Since February, several Mercyhurst students have been meeting and talking with college-aged students from the Multicultural Community Resource Center who might aspire to attend college. They concluded the term with a trip to the Allegheny National Forest with the group, which included teens and young adult refugees from Syria, Iraq, Nepal, Bhutan, Uganda, the Congo, and Puerto Rico. Read the Warren Times Observer report of their visit.
Dr. Adam Saeler, assistant professor of criminal justice, appeared on Next with Marcus Atkinson on WQLN. The topic of the discussion, which was aired on WQLN on March 24, was gentrification and whether Erie was likely to suffer from the negative impact often associated with gentrification. Dr. Saeler discussed the historical context of gentrification, the practice of redlining, what community revitalization means with regard to crime, and his experience with the Byrne Criminal Justice Initiative.

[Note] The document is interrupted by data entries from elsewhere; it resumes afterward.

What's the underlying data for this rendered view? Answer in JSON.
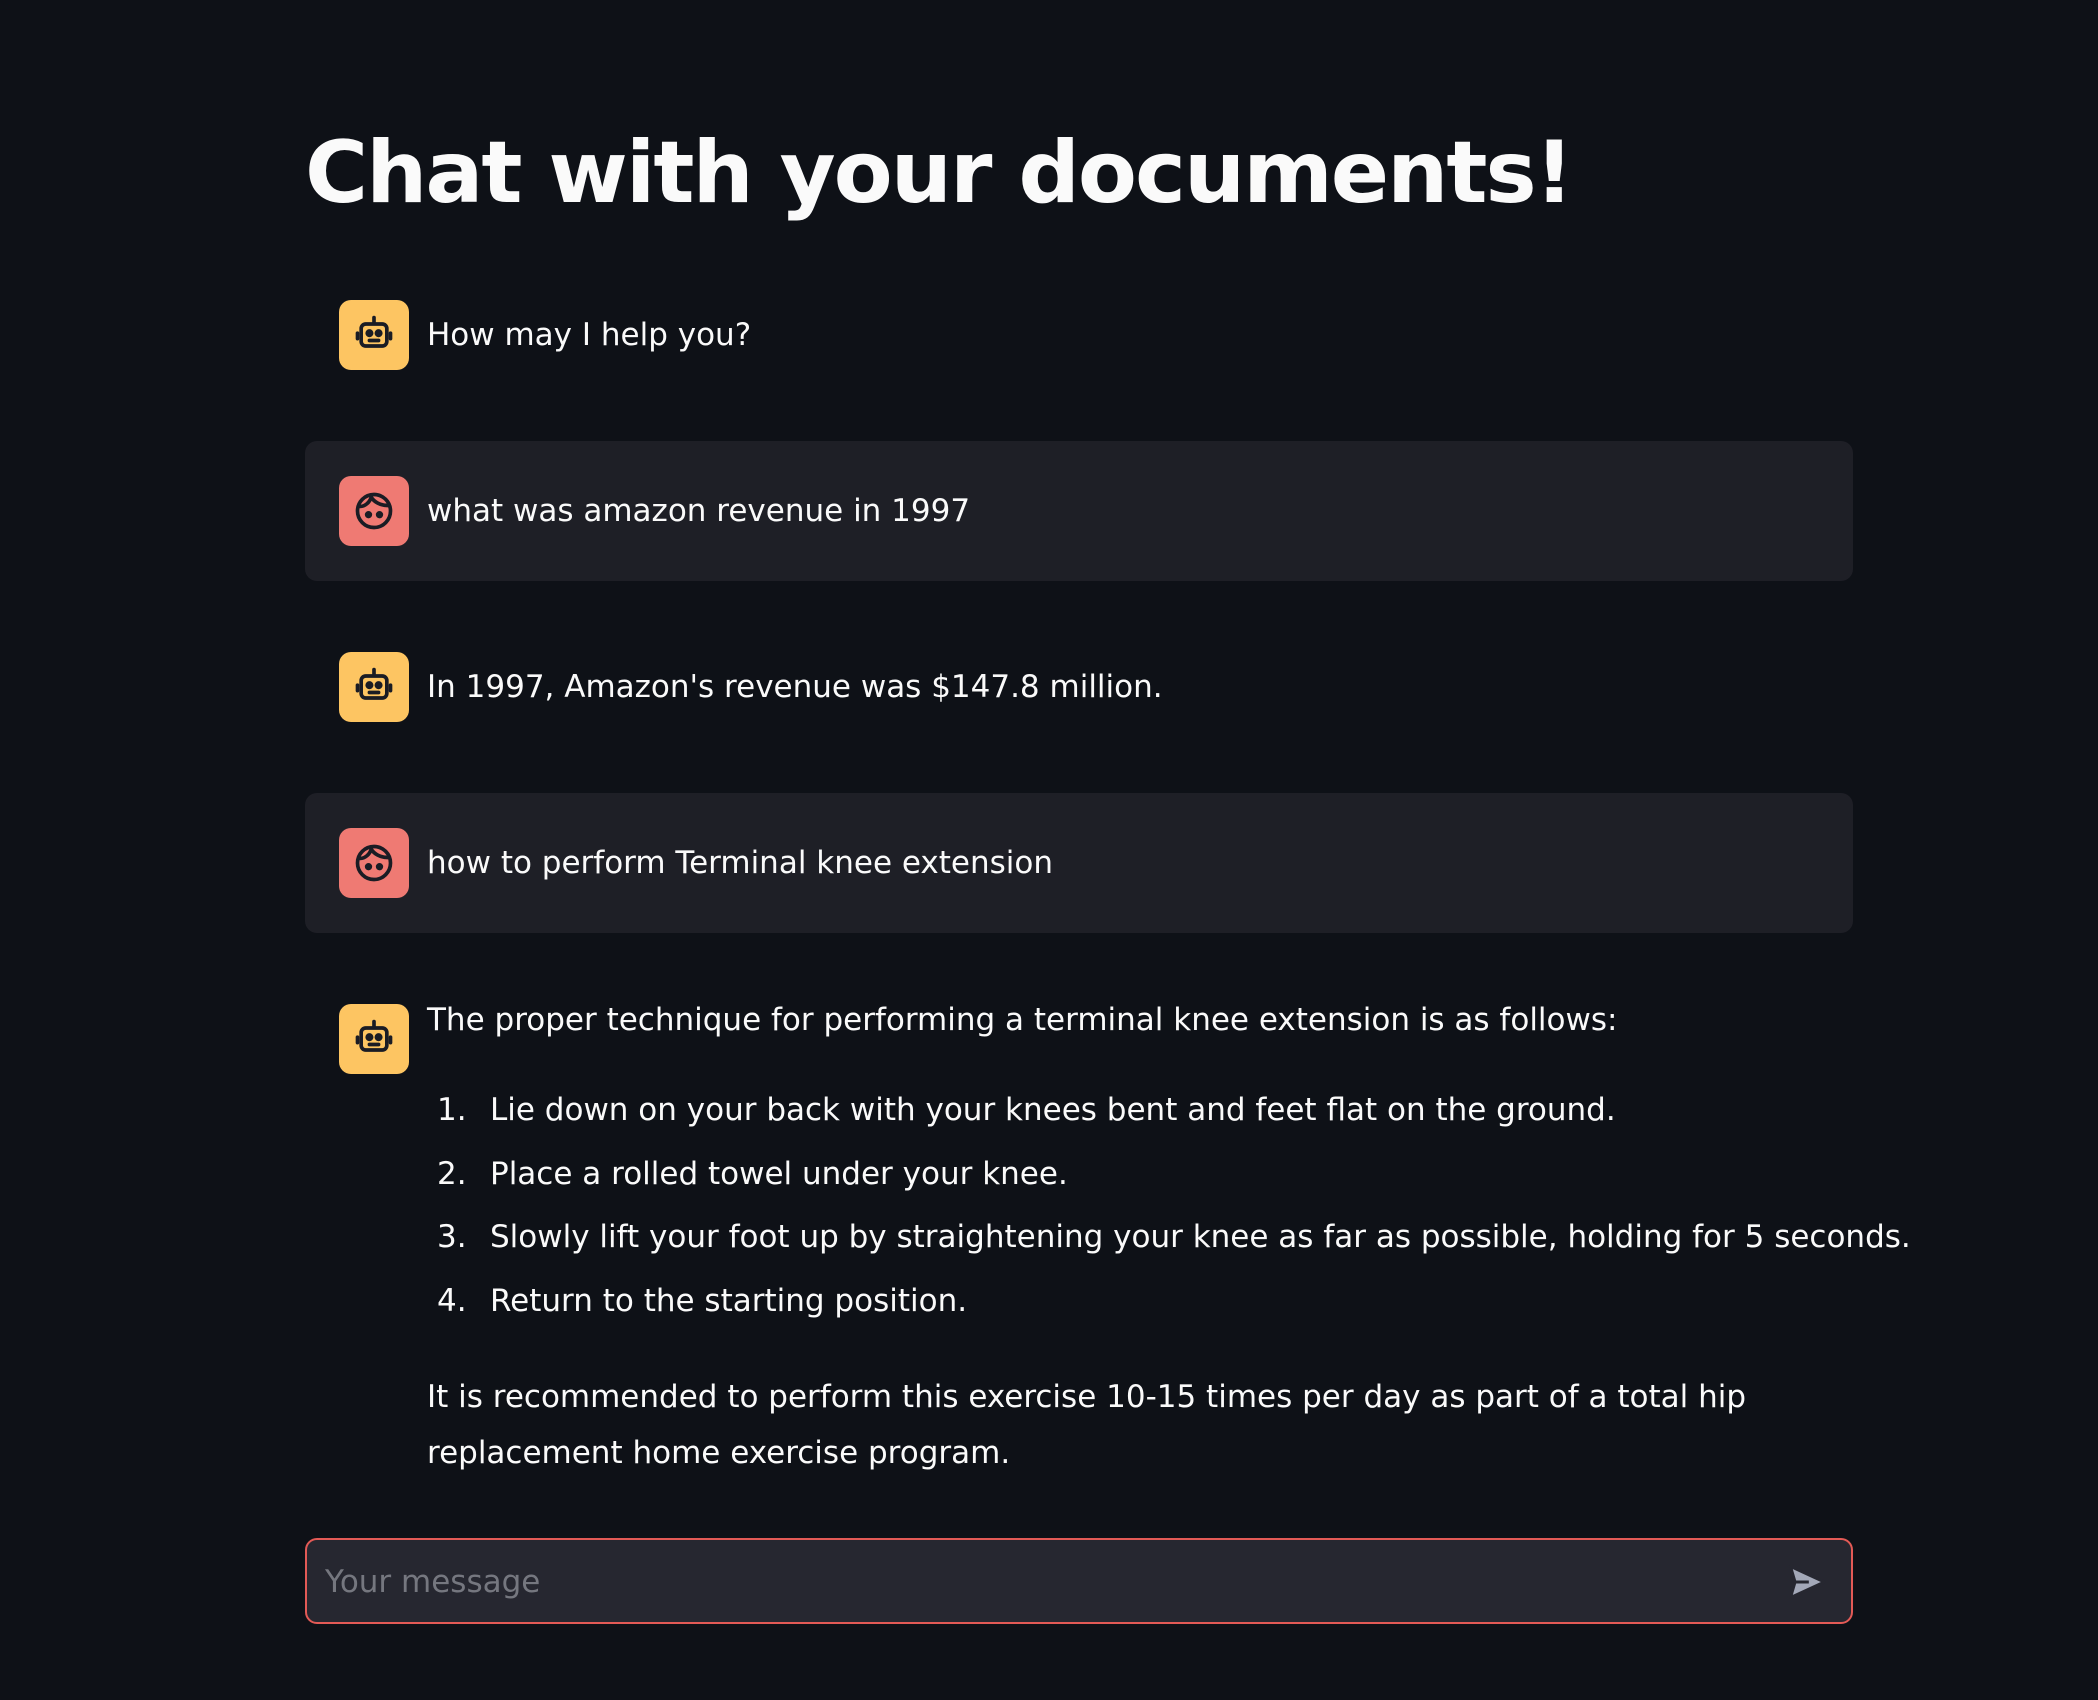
{
  "page": {
    "title": "Chat with your documents!"
  },
  "messages": [
    {
      "role": "assistant",
      "avatar_icon": "robot-icon",
      "text": "How may I help you?"
    },
    {
      "role": "user",
      "avatar_icon": "user-face-icon",
      "text": "what was amazon revenue in 1997"
    },
    {
      "role": "assistant",
      "avatar_icon": "robot-icon",
      "text": "In 1997, Amazon's revenue was $147.8 million."
    },
    {
      "role": "user",
      "avatar_icon": "user-face-icon",
      "text": "how to perform Terminal knee extension"
    },
    {
      "role": "assistant",
      "avatar_icon": "robot-icon",
      "intro": "The proper technique for performing a terminal knee extension is as follows:",
      "steps": [
        {
          "num": "1.",
          "text": "Lie down on your back with your knees bent and feet flat on the ground."
        },
        {
          "num": "2.",
          "text": "Place a rolled towel under your knee."
        },
        {
          "num": "3.",
          "text": "Slowly lift your foot up by straightening your knee as far as possible, holding for 5 seconds."
        },
        {
          "num": "4.",
          "text": "Return to the starting position."
        }
      ],
      "outro": "It is recommended to perform this exercise 10-15 times per day as part of a total hip replacement home exercise program."
    }
  ],
  "chat_input": {
    "placeholder": "Your message",
    "value": "",
    "send_icon": "send-icon"
  },
  "colors": {
    "background": "#0e1117",
    "user_message_bg": "#1e1f26",
    "assistant_avatar": "#fdc562",
    "user_avatar": "#ef7a73",
    "input_border": "#e35a56",
    "input_bg": "#262730"
  }
}
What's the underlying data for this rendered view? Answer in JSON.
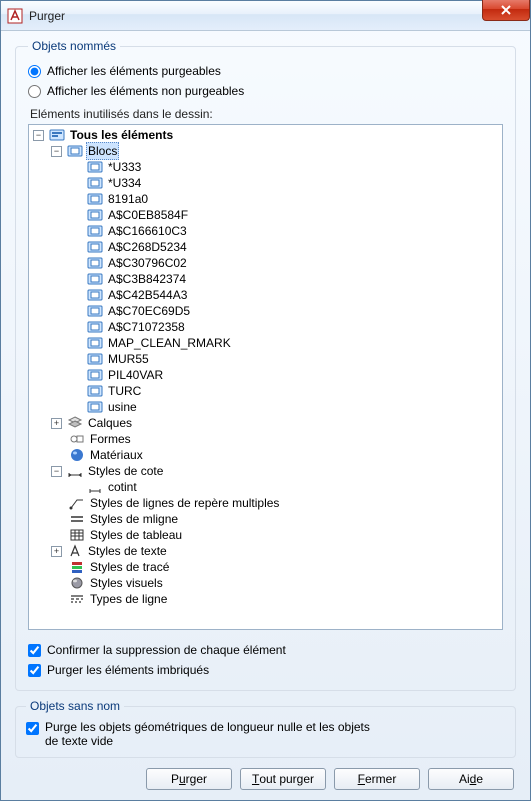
{
  "title": "Purger",
  "group_named": "Objets nommés",
  "radio_purgeable": "Afficher les éléments purgeables",
  "radio_non_purgeable": "Afficher les éléments non purgeables",
  "unused_label": "Eléments inutilisés dans le dessin:",
  "tree": {
    "root": "Tous les éléments",
    "blocks": {
      "label": "Blocs",
      "items": [
        "*U333",
        "*U334",
        "8191a0",
        "A$C0EB8584F",
        "A$C166610C3",
        "A$C268D5234",
        "A$C30796C02",
        "A$C3B842374",
        "A$C42B544A3",
        "A$C70EC69D5",
        "A$C71072358",
        "MAP_CLEAN_RMARK",
        "MUR55",
        "PIL40VAR",
        "TURC",
        "usine"
      ]
    },
    "layers": "Calques",
    "shapes": "Formes",
    "materials": "Matériaux",
    "dimstyles": {
      "label": "Styles de cote",
      "items": [
        "cotint"
      ]
    },
    "mleader": "Styles de lignes de repère multiples",
    "mline": "Styles de mligne",
    "tablestyle": "Styles de tableau",
    "textstyle": "Styles de texte",
    "plotstyle": "Styles de tracé",
    "visualstyle": "Styles visuels",
    "linetype": "Types de ligne"
  },
  "confirm_each": "Confirmer la suppression de chaque élément",
  "purge_nested": "Purger les éléments imbriqués",
  "group_unnamed": "Objets sans nom",
  "purge_zero": "Purge les objets géométriques de longueur nulle et les objets de texte vide",
  "buttons": {
    "purge_pre": "P",
    "purge_u": "u",
    "purge_post": "rger",
    "purgeall_pre": "",
    "purgeall_u": "T",
    "purgeall_post": "out purger",
    "close_pre": "",
    "close_u": "F",
    "close_post": "ermer",
    "help_pre": "Ai",
    "help_u": "d",
    "help_post": "e"
  }
}
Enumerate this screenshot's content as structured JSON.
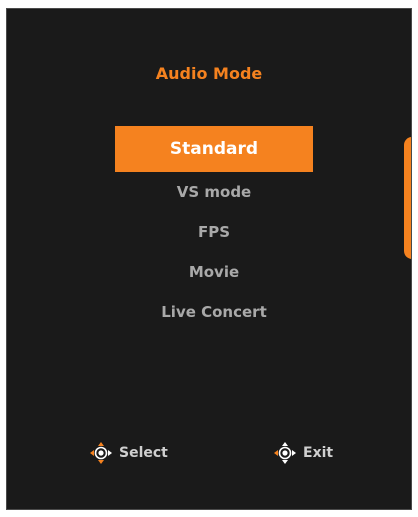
{
  "osd": {
    "title": "Audio Mode",
    "menu": {
      "selected_index": 0,
      "items": [
        {
          "label": "Standard"
        },
        {
          "label": "VS mode"
        },
        {
          "label": "FPS"
        },
        {
          "label": "Movie"
        },
        {
          "label": "Live Concert"
        }
      ]
    },
    "hints": {
      "select_label": "Select",
      "select_icon": "joystick-icon",
      "exit_label": "Exit",
      "exit_icon": "joystick-icon"
    },
    "colors": {
      "accent": "#f5821f",
      "background": "#1a1a1a",
      "item_text": "#a9a9a9",
      "selected_text": "#ffffff"
    }
  }
}
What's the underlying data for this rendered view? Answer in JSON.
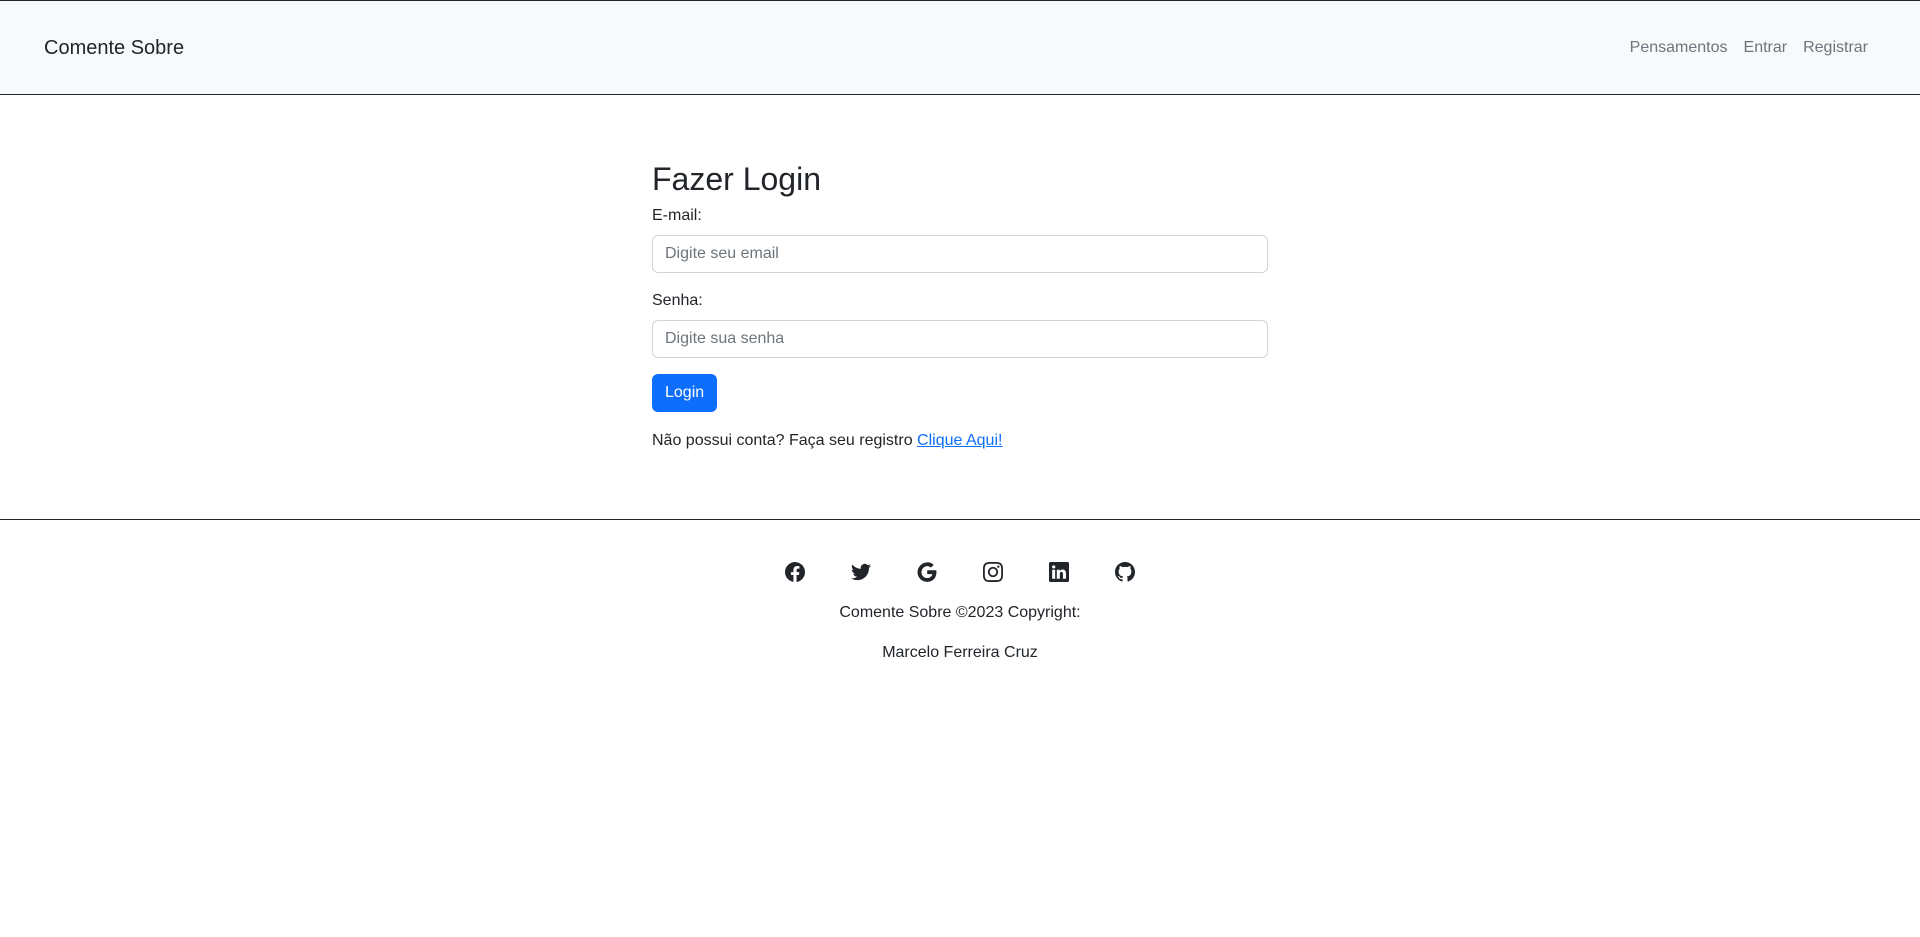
{
  "navbar": {
    "brand": "Comente Sobre",
    "links": [
      "Pensamentos",
      "Entrar",
      "Registrar"
    ]
  },
  "login": {
    "title": "Fazer Login",
    "email_label": "E-mail:",
    "email_placeholder": "Digite seu email",
    "email_value": "",
    "password_label": "Senha:",
    "password_placeholder": "Digite sua senha",
    "password_value": "",
    "submit_label": "Login",
    "register_text": "Não possui conta? Faça seu registro",
    "register_link": "Clique Aqui!"
  },
  "footer": {
    "social_icons": [
      "facebook-icon",
      "twitter-icon",
      "google-icon",
      "instagram-icon",
      "linkedin-icon",
      "github-icon"
    ],
    "copyright": "Comente Sobre ©2023 Copyright:",
    "author": "Marcelo Ferreira Cruz"
  },
  "colors": {
    "primary": "#0d6efd",
    "navbar_bg": "#f8f9fa",
    "nav_link": "#6c757d",
    "text": "#212529"
  }
}
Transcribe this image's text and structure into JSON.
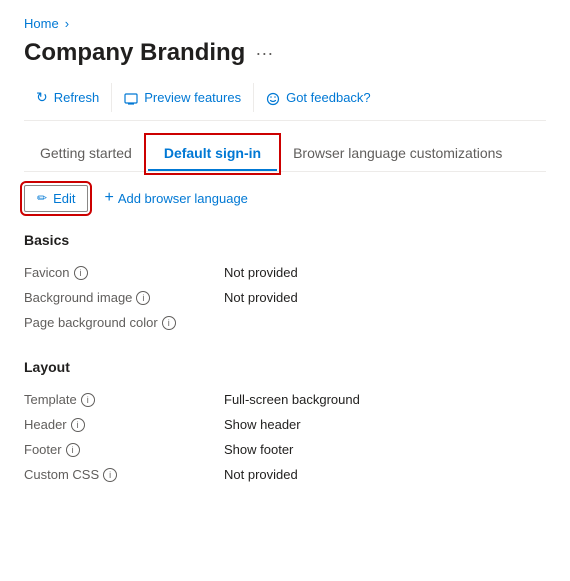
{
  "breadcrumb": {
    "home_label": "Home",
    "separator": "›"
  },
  "page": {
    "title": "Company Branding",
    "ellipsis": "···"
  },
  "toolbar": {
    "buttons": [
      {
        "id": "refresh",
        "label": "Refresh",
        "icon": "↻"
      },
      {
        "id": "preview",
        "label": "Preview features",
        "icon": "🖥"
      },
      {
        "id": "feedback",
        "label": "Got feedback?",
        "icon": "💬"
      }
    ]
  },
  "tabs": [
    {
      "id": "getting-started",
      "label": "Getting started",
      "active": false
    },
    {
      "id": "default-sign-in",
      "label": "Default sign-in",
      "active": true
    },
    {
      "id": "browser-language",
      "label": "Browser language customizations",
      "active": false
    }
  ],
  "action_bar": {
    "edit_label": "Edit",
    "edit_icon": "✏",
    "add_label": "Add browser language",
    "add_icon": "+"
  },
  "sections": [
    {
      "id": "basics",
      "title": "Basics",
      "properties": [
        {
          "label": "Favicon",
          "value": "Not provided",
          "has_info": true
        },
        {
          "label": "Background image",
          "value": "Not provided",
          "has_info": true
        },
        {
          "label": "Page background color",
          "value": "",
          "has_info": true
        }
      ]
    },
    {
      "id": "layout",
      "title": "Layout",
      "properties": [
        {
          "label": "Template",
          "value": "Full-screen background",
          "has_info": true
        },
        {
          "label": "Header",
          "value": "Show header",
          "has_info": true
        },
        {
          "label": "Footer",
          "value": "Show footer",
          "has_info": true
        },
        {
          "label": "Custom CSS",
          "value": "Not provided",
          "has_info": true
        }
      ]
    }
  ]
}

Dr. Verna Marina Ehret, associate professor of religious studies, recently published an article in the journal Religions titled "Contemporary Religious Changes in the U.S.: Responses to the Fracturing of Religious Life." This article was developed in part through work she undertook with Religious Studies students in her RLST 310: Evolving Religion class.
Kimberly Zacherl, assistant professor of business, attended the Society for Human Resource Management Conference in Cleveland, Ohio, in March. Sessions attended include “How to Create Positive Cultural Shifts,” “Recruit and Retain Talent through Word-of-Mouth,” “Employee Resource Groups: Social to Strategic,” and “The Science of Delivering Tough Messages.” She also attended a luncheon with keynote speaker Mark Murphy, a New York Times bestselling author and contributor to Forbes and LinkedIn. His keynote speech was from his recent book about leadership styles. This session provided the science and tools to rationally lead people and for them to accept change.